In the lead-up to its first national campaign this fall, Maxime Bernier’s People’s Party had the opportunity to test the waters in four byelections.
The sample was not scientific by any measure, but the ridings in play featured a wide range of political dynamics. To wit, over the first half of 2019, the Liberals, the New Democrats, the Conservatives and the Greens each secured one byelection win.
The PPC ran a distant fourth in Burnaby South, finished in fifth place in York Simcoe and Nanaimo-Ladysmith and sixth in Outremont.
In national voting intentions these days, support for the party hovers around the 3 per cent mark and polls suggest Bernier has a fight on his hands to remain the MP for Beauce beyond the October election.
To qualify for a debate spot, the rules the debate commission is tasked with applying state that a party must meet two of three criteria: run candidates in at least 90 per cent of the country’s ridings, have at least one MP elected under its banner and/or have a legitimate chance of electing candidates in the election. (A variation on the criteria pertaining to the party’s score in the previous election does not apply to the PPC.)
The Liberals, the Conservatives, the New Democrats, the Greens and the Bloc Québécois all made the grade.

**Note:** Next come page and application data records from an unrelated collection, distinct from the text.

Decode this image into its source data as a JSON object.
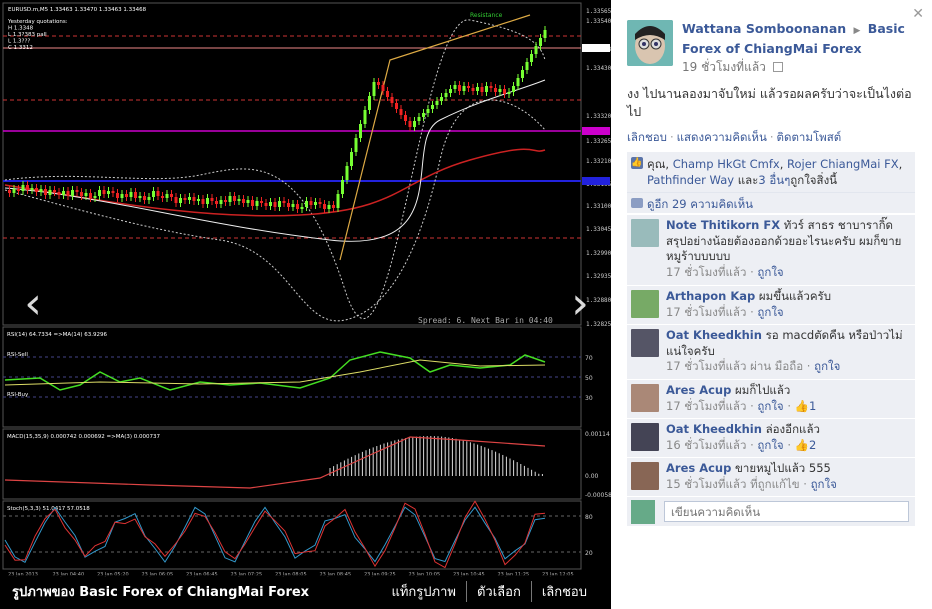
{
  "photo": {
    "caption": "รูปภาพของ Basic Forex of ChiangMai Forex",
    "actions": [
      "แท็กรูปภาพ",
      "ตัวเลือก",
      "เลิกชอบ"
    ],
    "prev_icon": "chevron-left-icon",
    "next_icon": "chevron-right-icon",
    "chart_header": "EURUSD.m,M5  1.33463 1.33470 1.33463 1.33468",
    "chart_info_lines": [
      "Yesterday quotations:",
      "H 1.3348",
      "L 1.3?383 pall",
      "L 1.3???",
      "C 1.3312"
    ],
    "resistance_label": "Resistance",
    "spread_text": "Spread: 6.   Next Bar in 04:40",
    "price_labels": [
      "1.33565",
      "1.33540",
      "1.33468",
      "1.33430",
      "1.33320",
      "1.33265",
      "1.33210",
      "1.33165",
      "1.33100",
      "1.33045",
      "1.32990",
      "1.32935",
      "1.32880",
      "1.32825"
    ],
    "rsi_header": "RSI(14) 64.7334   =>MA(14) 63.9296",
    "rsi_sell": "RSI-Sell",
    "rsi_buy": "RSI-Buy",
    "rsi_levels": [
      "70",
      "50",
      "30"
    ],
    "macd_header": "MACD(15,35,9) 0.000742 0.000692   =>MA(3) 0.000737",
    "macd_levels": [
      "0.00114",
      "0.00",
      "-0.00058"
    ],
    "stoch_header": "Stoch(5,3,3) 51.0417 57.0518",
    "stoch_levels": [
      "80",
      "20"
    ],
    "time_labels": [
      "23 Jan 2013",
      "23 Jan 04:40",
      "23 Jan 05:20",
      "23 Jan 06:05",
      "23 Jan 06:45",
      "23 Jan 07:25",
      "23 Jan 08:05",
      "23 Jan 08:45",
      "23 Jan 09:25",
      "23 Jan 10:05",
      "23 Jan 10:45",
      "23 Jan 11:25",
      "23 Jan 12:05"
    ]
  },
  "post": {
    "close_icon": "close-icon",
    "author": "Wattana Somboonanan",
    "page": "Basic Forex of ChiangMai Forex",
    "time": "19 ชั่วโมงที่แล้ว",
    "text": "งง ไปนานลองมาจับใหม่ แล้วรอผลครับว่าจะเป็นไงต่อไป",
    "actions": [
      "เลิกชอบ",
      "แสดงความคิดเห็น",
      "ติดตามโพสต์"
    ]
  },
  "likes": {
    "prefix": "คุณ, ",
    "names": [
      "Champ HkGt Cmfx",
      "Rojer ChiangMai FX",
      "Pathfinder Way"
    ],
    "suffix_others": "และ",
    "others": "3 อื่นๆ",
    "suffix": "ถูกใจสิ่งนี้"
  },
  "view_comments": "ดูอีก 29 ความคิดเห็น",
  "comments": [
    {
      "name": "Note Thitikorn FX",
      "text": "ทัวร์ สาธร ชาบารากิ๊ด สรุปอย่างน้อยต้องออกด้วยอะไรนะครับ ผมก็ขายหมูร้าบบบบบ",
      "time": "17 ชั่วโมงที่แล้ว",
      "like": "ถูกใจ",
      "via": "",
      "count": ""
    },
    {
      "name": "Arthapon Kap",
      "text": "ผมขึ้นแล้วครับ",
      "time": "17 ชั่วโมงที่แล้ว",
      "like": "ถูกใจ",
      "via": "",
      "count": ""
    },
    {
      "name": "Oat Kheedkhin",
      "text": "รอ macdตัดคืน หรือป่าวไม่แน่ใจครับ",
      "time": "17 ชั่วโมงที่แล้ว",
      "like": "ถูกใจ",
      "via": "ผ่าน มือถือ",
      "count": ""
    },
    {
      "name": "Ares Acup",
      "text": "ผมก็ไปแล้ว",
      "time": "17 ชั่วโมงที่แล้ว",
      "like": "ถูกใจ",
      "via": "",
      "count": "1"
    },
    {
      "name": "Oat Kheedkhin",
      "text": "ล่องอีกแล้ว",
      "time": "16 ชั่วโมงที่แล้ว",
      "like": "ถูกใจ",
      "via": "",
      "count": "2"
    },
    {
      "name": "Ares Acup",
      "text": "ขายหมูไปแล้ว 555",
      "time": "15 ชั่วโมงที่แล้ว",
      "like": "ถูกใจ",
      "via": "ที่ถูกแก้ไข",
      "count": ""
    }
  ],
  "comment_input": {
    "placeholder": "เขียนความคิดเห็น"
  }
}
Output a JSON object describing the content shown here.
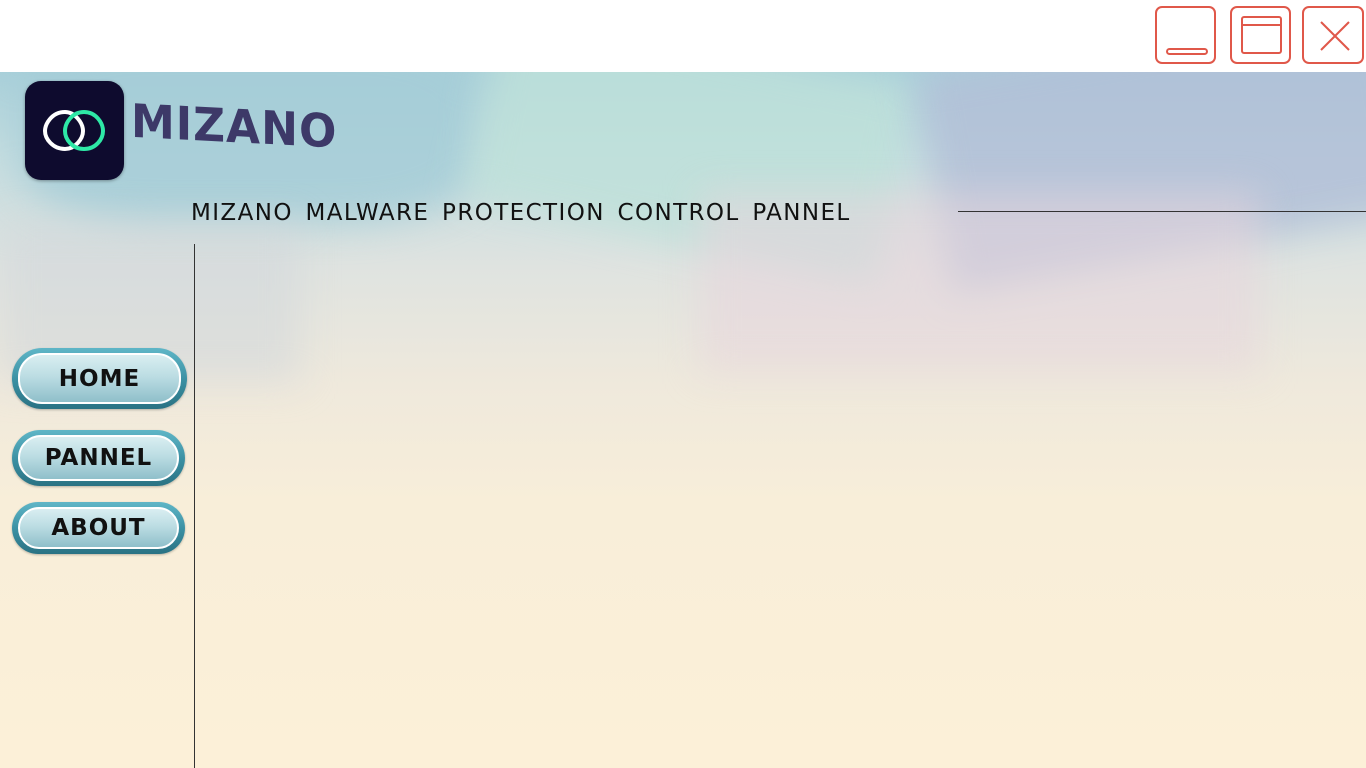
{
  "app": {
    "brand": "MIZANO",
    "title": "MIZANO MALWARE PROTECTION CONTROL PANNEL"
  },
  "window_controls": {
    "minimize_icon": "minimize-icon",
    "maximize_icon": "maximize-icon",
    "close_icon": "close-icon",
    "accent": "#e0584a"
  },
  "sidebar": {
    "items": [
      {
        "label": "HOME"
      },
      {
        "label": "PANNEL"
      },
      {
        "label": "ABOUT"
      }
    ]
  },
  "colors": {
    "logo_background": "#0e0b2e",
    "logo_ring_left": "#ffffff",
    "logo_ring_right": "#2ee8a6",
    "brand_text": "#3d3968",
    "nav_button": "#3a8ea1"
  }
}
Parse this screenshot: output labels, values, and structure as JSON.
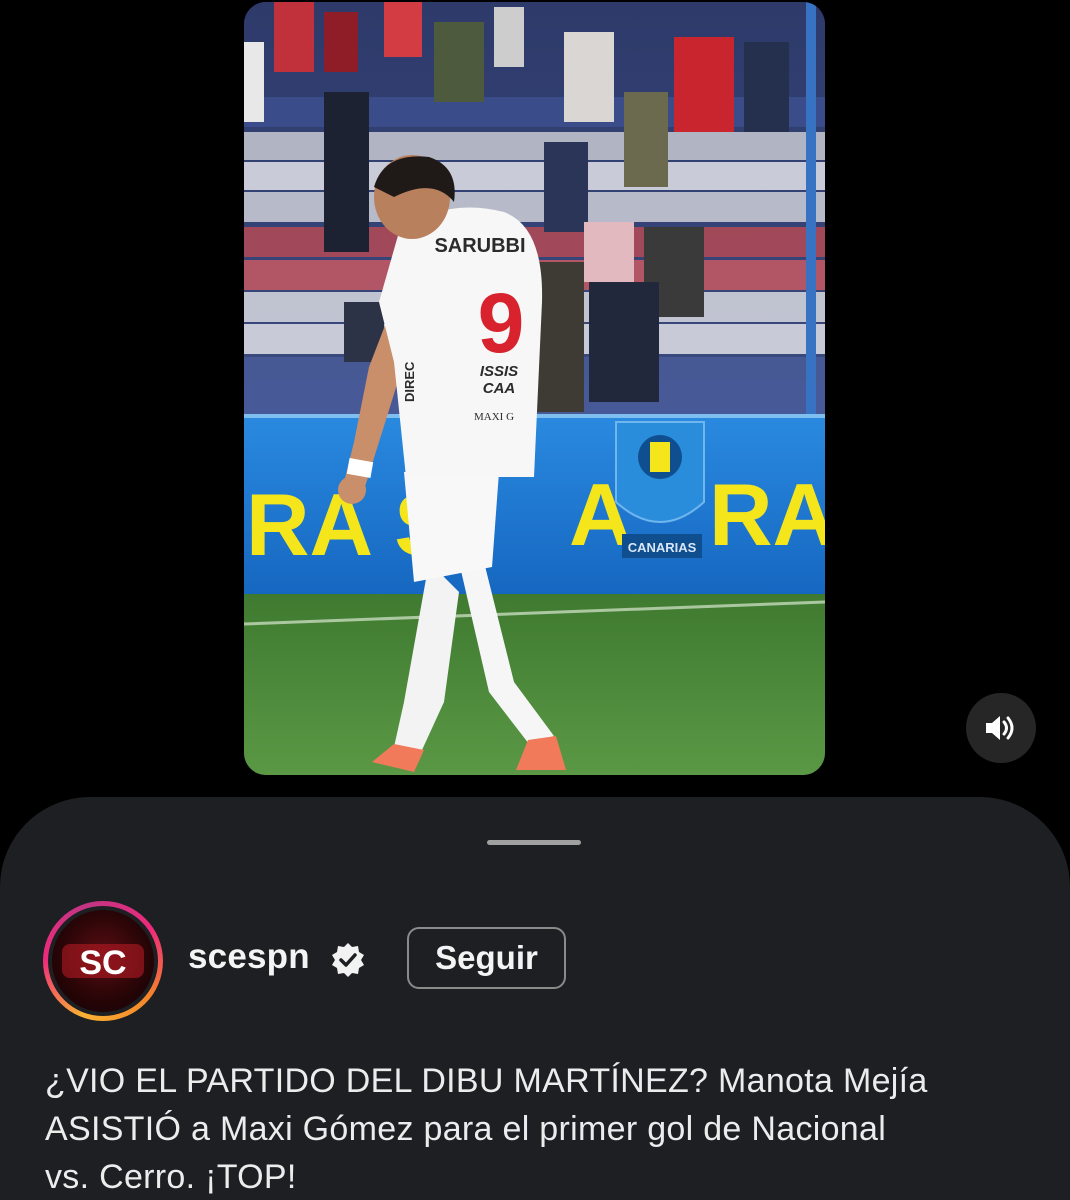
{
  "video": {
    "jersey_name": "SARUBBI",
    "jersey_number": "9",
    "sponsor_line1": "ISSIS",
    "sponsor_line2": "CAA",
    "sponsor_line3": "MAXI G",
    "sleeve_text": "DIREC",
    "board_left": "RA S",
    "board_mid": "A",
    "board_right": "RA",
    "crest_label": "CANARIAS"
  },
  "controls": {
    "mute_icon": "speaker-icon"
  },
  "post": {
    "avatar_text": "SC",
    "username": "scespn",
    "verified_icon": "verified-badge-icon",
    "follow_label": "Seguir",
    "caption_lines": [
      "¿VIO EL PARTIDO DEL DIBU MARTÍNEZ? Manota Mejía",
      "ASISTIÓ a Maxi Gómez para el primer gol de Nacional",
      "vs. Cerro. ¡TOP!"
    ]
  },
  "colors": {
    "sheet_bg": "#1d1f22",
    "text": "#f4f4f4",
    "ad_board": "#1f7fd6",
    "ad_text": "#f5e61c",
    "pitch": "#4d8a3a"
  }
}
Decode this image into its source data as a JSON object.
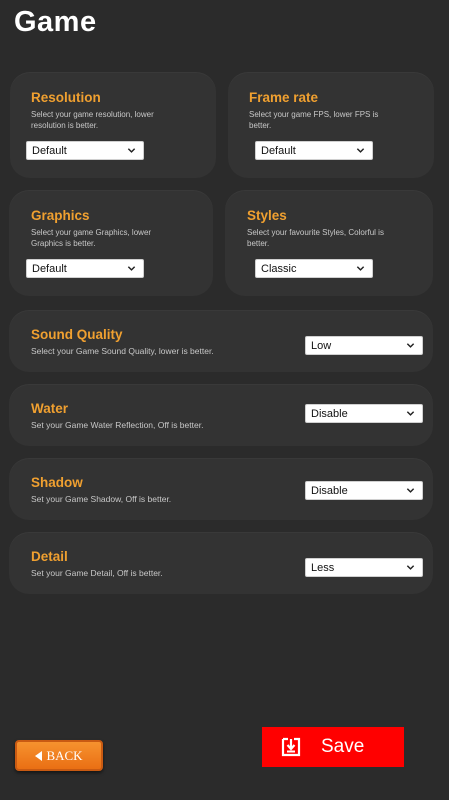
{
  "page": {
    "title": "Game"
  },
  "colors": {
    "background": "#2b2b2b",
    "card": "#333333",
    "accent": "#f0a030",
    "save": "#ff0000",
    "back": "#f07a20"
  },
  "settings": {
    "resolution": {
      "title": "Resolution",
      "desc1": "Select your game resolution, lower",
      "desc2": "resolution is better.",
      "value": "Default"
    },
    "framerate": {
      "title": "Frame rate",
      "desc1": "Select your game FPS, lower FPS is",
      "desc2": "better.",
      "value": "Default"
    },
    "graphics": {
      "title": "Graphics",
      "desc1": "Select your game Graphics, lower",
      "desc2": "Graphics is better.",
      "value": "Default"
    },
    "styles": {
      "title": "Styles",
      "desc1": "Select your favourite Styles, Colorful  is",
      "desc2": "better.",
      "value": "Classic"
    },
    "sound": {
      "title": "Sound Quality",
      "desc": "Select your Game Sound Quality, lower  is better.",
      "value": "Low"
    },
    "water": {
      "title": "Water",
      "desc": "Set your Game Water Reflection, Off  is better.",
      "value": "Disable"
    },
    "shadow": {
      "title": "Shadow",
      "desc": "Set your Game Shadow, Off  is better.",
      "value": "Disable"
    },
    "detail": {
      "title": "Detail",
      "desc": "Set your Game Detail, Off  is better.",
      "value": "Less"
    }
  },
  "buttons": {
    "back_label": "BACK",
    "save_label": "Save"
  },
  "icons": {
    "back": "left-triangle-icon",
    "save": "save-download-icon",
    "dropdown": "chevron-down-icon"
  }
}
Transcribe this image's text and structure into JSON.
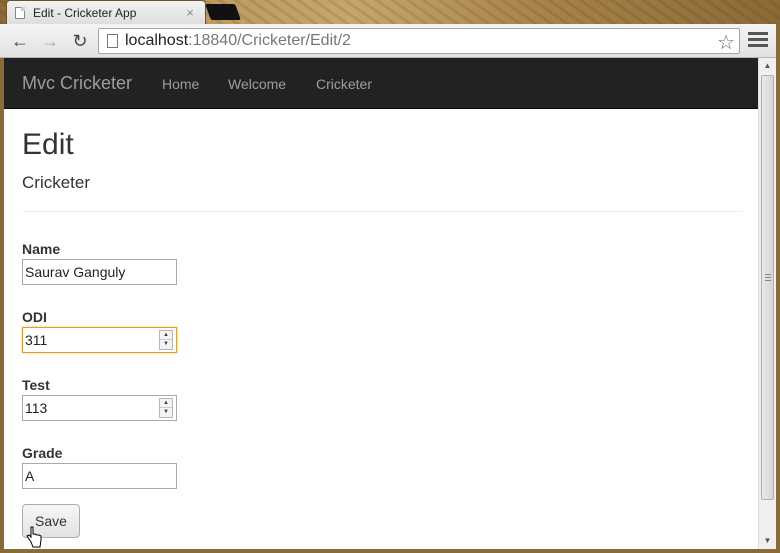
{
  "browser": {
    "tab_title": "Edit - Cricketer App",
    "tab_close": "×",
    "url_host": "localhost",
    "url_path": ":18840/Cricketer/Edit/2",
    "back_icon": "arrow-left-icon",
    "forward_icon": "arrow-right-icon",
    "reload_icon": "reload-icon",
    "star_icon": "star-icon",
    "menu_icon": "menu-icon"
  },
  "navbar": {
    "brand": "Mvc Cricketer",
    "links": [
      "Home",
      "Welcome",
      "Cricketer"
    ],
    "background": "#222222",
    "link_color": "#9d9d9d"
  },
  "page": {
    "title": "Edit",
    "subtitle": "Cricketer"
  },
  "form": {
    "fields": [
      {
        "label": "Name",
        "value": "Saurav Ganguly",
        "type": "text"
      },
      {
        "label": "ODI",
        "value": "311",
        "type": "number",
        "focused": true
      },
      {
        "label": "Test",
        "value": "113",
        "type": "number"
      },
      {
        "label": "Grade",
        "value": "A",
        "type": "text"
      }
    ],
    "save_label": "Save"
  }
}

Based on its unconvincing polling track record, the PPC did not. Until further notice, Bernier is to be excluded from this fall’s two official election debates.
That could still change should the commission – having polled in a handful of ridings selected by the PPC – find evidence that its current data does not do justice to the party’s electoral prospects.
That may be a long shot.
But be that as it may, the NDP has appealed to the commission to also bar Bernier on the basis of his policies.
The New Democrats argue the PPC should not be given a platform to spread what they describe as “hateful and intolerant” ideas.
Bernier’s views are certainly at odds with some of the core values shared by his rivals: The PPC leader believes a so-called cult of diversity is putting Canada’s identity and social cohesion at risk. A PPC government would curtail immigration and eliminate the federal multiculturalism policy.
On Bernier’s watch, Canada would steer clear of UN-led initiatives on matters such as refugee-related policy and also cut international aid.
As prime minister, the Beauce MP would be comfortable with reopening the abortion debate. Le Devoir revealed on Friday that more than 30 of his candidates are prepared to take him at his word. If elected, they would promote legislation to restrict access to abortion.
Bernier is skeptical about the need to address climate change. He describes the mounting concerns over the issue as hysteria.
While this is only a sample, the sum of its positions finds the People’s Party well outside the Canadian political mainstream. But does that mean its leader has no place in an election debate?
It was not so long ago – only a few decades – that the Reform party came to pre-eminence, notably by advocating for the end of Canada’s official bilingualism policy and by opposing any recognition of Quebec’s distinct character. Preston Manning’s party was also resolutely anti-abortion.
In the same era, the Bloc Québécois rose from the scorched earth of the constitutional wars to promote secession on the federal scene.
The BQ’s sovereigntist agenda was offensive to many voters, especially outside Quebec. And in its early days, the Reform party was described by some of its opponents as a plague on Canada’s unity.
Yet the leaders of both parties were invited to make their cases in election debates, affording voters an opportunity to make up their own minds and their rivals a chance to rebut their arguments.
On its way to becoming today’s Conservative party, the CPC dropped many of Reform’s more contentious policies – including the call to do away with official bilingualism. Despite the best efforts of the BQ, support for sovereignty is flagging.
The positions Bernier is embracing will not go away just because he is kept off the leaders’ debate podium. The PPC has espoused a form of populism that has already spread widely in the U.S. and in western Europe. Is sweeping it under the rug really the best response or does that instead reinforce the message that Canada’s political elites are not interested in levelling with voters?
Are the societal consensuses the other parties base so many of their policies on so fragile that they could not sustain being challenged in election debates?
The NDP is a federal party that – notwithstanding its less-than-stellar electoral record – made itself indispensable in the eyes of many voters because of its political courage in advancing or defending policies that were not always or not yet the flavour of the day. It is hard to reconcile that proud history with its call to issue 2019 debate invitations to parties on the basis of the social acceptability of their leader’s policies.
Chantal Hébert is a national affairs writer.